The first sub-4-minute-mile was run in 1954, at the Iffley Road Track in Oxford, England. At the time, some thought the achievement was impossible. Run a mile in under four minutes? The human body simply wasn’t capable.
But Roger Bannister, a medical student who would retire three months later to concentrate on his studies, broke the tape in 3:59.4, cementing his name in the history books. The achievement made him a worldwide celebrity — he was named Sports Illustrated’s first-ever Sportsman of the Year, and on the 50th anniversary of his feat a stopwatch and a rendering of his legs was added to Britain’s 50-pence coin.
While Bannister was running, 5,000 miles away in Eugene, Oregon, decorated war veteran and former UO football player Bill Bowerman was in his sixth season as head coach of the University of Oregon track and field team. At the time the Ducks were 20 years removed from their last conference title, and 18 years removed from their last Olympic medalist, but they were on the cusp of a run that would leave the world in its wake.

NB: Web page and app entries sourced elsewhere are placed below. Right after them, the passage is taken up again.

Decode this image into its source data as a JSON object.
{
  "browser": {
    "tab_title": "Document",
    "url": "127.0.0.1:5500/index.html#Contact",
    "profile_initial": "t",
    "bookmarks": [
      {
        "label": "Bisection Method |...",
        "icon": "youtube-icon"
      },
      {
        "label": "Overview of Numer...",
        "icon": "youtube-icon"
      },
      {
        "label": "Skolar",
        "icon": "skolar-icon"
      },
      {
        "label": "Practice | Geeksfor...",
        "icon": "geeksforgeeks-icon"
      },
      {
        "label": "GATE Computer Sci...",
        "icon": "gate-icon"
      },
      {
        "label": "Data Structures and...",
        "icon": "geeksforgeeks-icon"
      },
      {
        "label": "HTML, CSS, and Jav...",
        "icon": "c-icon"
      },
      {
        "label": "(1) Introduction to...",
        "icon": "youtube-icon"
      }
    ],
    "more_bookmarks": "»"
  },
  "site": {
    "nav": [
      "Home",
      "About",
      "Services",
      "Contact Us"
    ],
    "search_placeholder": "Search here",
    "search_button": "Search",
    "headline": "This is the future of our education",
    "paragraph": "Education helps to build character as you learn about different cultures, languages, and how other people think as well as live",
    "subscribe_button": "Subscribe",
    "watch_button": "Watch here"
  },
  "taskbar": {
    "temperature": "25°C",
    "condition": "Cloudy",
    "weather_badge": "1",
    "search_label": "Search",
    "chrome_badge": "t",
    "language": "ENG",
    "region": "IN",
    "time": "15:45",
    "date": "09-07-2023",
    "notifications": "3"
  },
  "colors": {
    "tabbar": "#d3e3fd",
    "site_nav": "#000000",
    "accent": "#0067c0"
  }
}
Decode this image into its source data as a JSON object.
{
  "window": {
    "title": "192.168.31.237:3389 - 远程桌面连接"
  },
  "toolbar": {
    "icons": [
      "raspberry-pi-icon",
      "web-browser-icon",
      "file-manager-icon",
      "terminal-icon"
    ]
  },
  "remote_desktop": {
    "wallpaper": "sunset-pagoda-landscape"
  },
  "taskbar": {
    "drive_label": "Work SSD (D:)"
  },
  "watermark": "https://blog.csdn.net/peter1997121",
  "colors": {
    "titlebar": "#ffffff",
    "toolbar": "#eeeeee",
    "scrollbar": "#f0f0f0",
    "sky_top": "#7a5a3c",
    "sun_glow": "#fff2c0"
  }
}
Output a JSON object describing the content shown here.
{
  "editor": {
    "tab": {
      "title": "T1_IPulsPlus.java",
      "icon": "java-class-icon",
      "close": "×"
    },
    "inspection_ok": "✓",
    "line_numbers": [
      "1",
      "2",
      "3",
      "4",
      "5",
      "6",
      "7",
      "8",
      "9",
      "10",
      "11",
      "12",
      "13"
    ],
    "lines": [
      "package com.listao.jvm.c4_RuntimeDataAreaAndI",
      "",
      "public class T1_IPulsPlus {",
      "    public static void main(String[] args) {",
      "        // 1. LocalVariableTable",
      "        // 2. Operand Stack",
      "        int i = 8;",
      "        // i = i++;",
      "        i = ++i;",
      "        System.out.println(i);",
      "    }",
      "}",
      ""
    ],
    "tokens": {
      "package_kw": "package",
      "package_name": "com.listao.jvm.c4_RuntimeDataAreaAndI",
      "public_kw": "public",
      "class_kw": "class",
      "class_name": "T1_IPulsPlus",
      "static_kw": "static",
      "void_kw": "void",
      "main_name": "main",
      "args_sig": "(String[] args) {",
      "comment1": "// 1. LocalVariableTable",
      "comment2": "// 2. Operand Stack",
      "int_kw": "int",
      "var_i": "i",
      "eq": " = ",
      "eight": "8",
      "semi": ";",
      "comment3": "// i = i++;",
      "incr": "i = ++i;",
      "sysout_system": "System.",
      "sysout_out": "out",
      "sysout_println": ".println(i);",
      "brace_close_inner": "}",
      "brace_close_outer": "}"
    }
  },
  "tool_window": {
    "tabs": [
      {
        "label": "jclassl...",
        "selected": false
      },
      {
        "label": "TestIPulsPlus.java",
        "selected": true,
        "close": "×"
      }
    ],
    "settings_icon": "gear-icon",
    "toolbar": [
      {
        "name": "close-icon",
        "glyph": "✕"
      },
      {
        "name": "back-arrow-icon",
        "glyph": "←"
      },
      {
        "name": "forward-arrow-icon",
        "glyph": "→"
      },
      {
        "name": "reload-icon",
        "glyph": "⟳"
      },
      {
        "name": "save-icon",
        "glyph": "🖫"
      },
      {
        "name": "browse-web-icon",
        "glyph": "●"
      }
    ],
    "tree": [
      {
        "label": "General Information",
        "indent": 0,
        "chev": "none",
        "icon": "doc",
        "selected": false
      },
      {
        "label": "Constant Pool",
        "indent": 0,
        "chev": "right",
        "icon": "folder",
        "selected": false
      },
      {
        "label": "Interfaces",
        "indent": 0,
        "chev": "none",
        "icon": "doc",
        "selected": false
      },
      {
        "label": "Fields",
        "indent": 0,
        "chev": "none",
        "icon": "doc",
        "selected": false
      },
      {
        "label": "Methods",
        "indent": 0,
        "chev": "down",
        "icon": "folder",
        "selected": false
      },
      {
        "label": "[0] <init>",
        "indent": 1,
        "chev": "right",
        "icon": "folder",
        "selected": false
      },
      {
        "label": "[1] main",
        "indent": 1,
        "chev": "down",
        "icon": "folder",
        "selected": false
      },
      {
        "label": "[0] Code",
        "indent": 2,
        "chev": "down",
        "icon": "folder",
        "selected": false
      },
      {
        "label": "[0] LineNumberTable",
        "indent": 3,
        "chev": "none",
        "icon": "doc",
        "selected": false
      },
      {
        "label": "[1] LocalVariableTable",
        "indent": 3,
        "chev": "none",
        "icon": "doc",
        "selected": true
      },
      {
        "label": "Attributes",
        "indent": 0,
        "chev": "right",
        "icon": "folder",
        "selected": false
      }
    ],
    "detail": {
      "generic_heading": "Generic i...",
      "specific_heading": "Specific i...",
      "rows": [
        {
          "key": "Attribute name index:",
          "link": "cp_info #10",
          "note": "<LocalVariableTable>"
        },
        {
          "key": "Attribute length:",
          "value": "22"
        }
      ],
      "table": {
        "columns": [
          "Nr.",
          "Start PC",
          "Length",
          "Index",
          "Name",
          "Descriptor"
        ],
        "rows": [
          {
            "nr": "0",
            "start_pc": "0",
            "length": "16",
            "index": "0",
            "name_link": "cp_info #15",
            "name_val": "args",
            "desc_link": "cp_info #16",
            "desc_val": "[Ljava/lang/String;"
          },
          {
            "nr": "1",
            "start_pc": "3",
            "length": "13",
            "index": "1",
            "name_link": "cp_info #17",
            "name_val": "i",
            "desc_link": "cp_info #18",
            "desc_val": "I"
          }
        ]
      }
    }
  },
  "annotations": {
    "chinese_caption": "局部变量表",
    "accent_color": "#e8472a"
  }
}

In 1956, two years after Bannister’s race, the 4-minute-mile barrier was broken on American soil for the first time. Forty thousand fans packed the Los Angeles Coliseum to see world-record holder John Landy run the distance as part of a specially organized meet; the rabbit was Jim Bailey, the reigning NCAA mile champion and a 26-year-old UO sophomore. Only, Bailey turned the race on its head and beat Landy to the finish line, crossing in 3:58.6.
The first Duck to run a sub-4-minute mile soon had plenty of company, as Jim Grelle (who earned the distinction after graduating), Dyrol Byrleson, Keith Forman, Archie San Romani, Wade Bell, Dave Wilborn, Arne Kvalheim, Roscoe Divine, Steve Prefontaine and Steve Savage all also recorded sub-4 times over the next 14 years. Between Bailey running 3:58.6 in 1956 and Savage running 3:59.2 in 1970, the Ducks represented one tenth of the world’s sub-4 milers, and accounted for one third of all sub-4miles run. The UO won four of Bowerman’s five NCAA titles during that time, and established the university as a national track and field powerhouse.
“They do have their own reunions, but they’re usually private amongst themselves,” Bosworth said. “They’re not a public event. They thought the idea of this was a great idea, and they wanted to be a part of it.”
Money raised from the event will help the Oregon Track Club fund local grassroots running programs.
Visit to sub4reunion.org to purchase tickets and learn more about the event.
—By Damian Foley, University Communications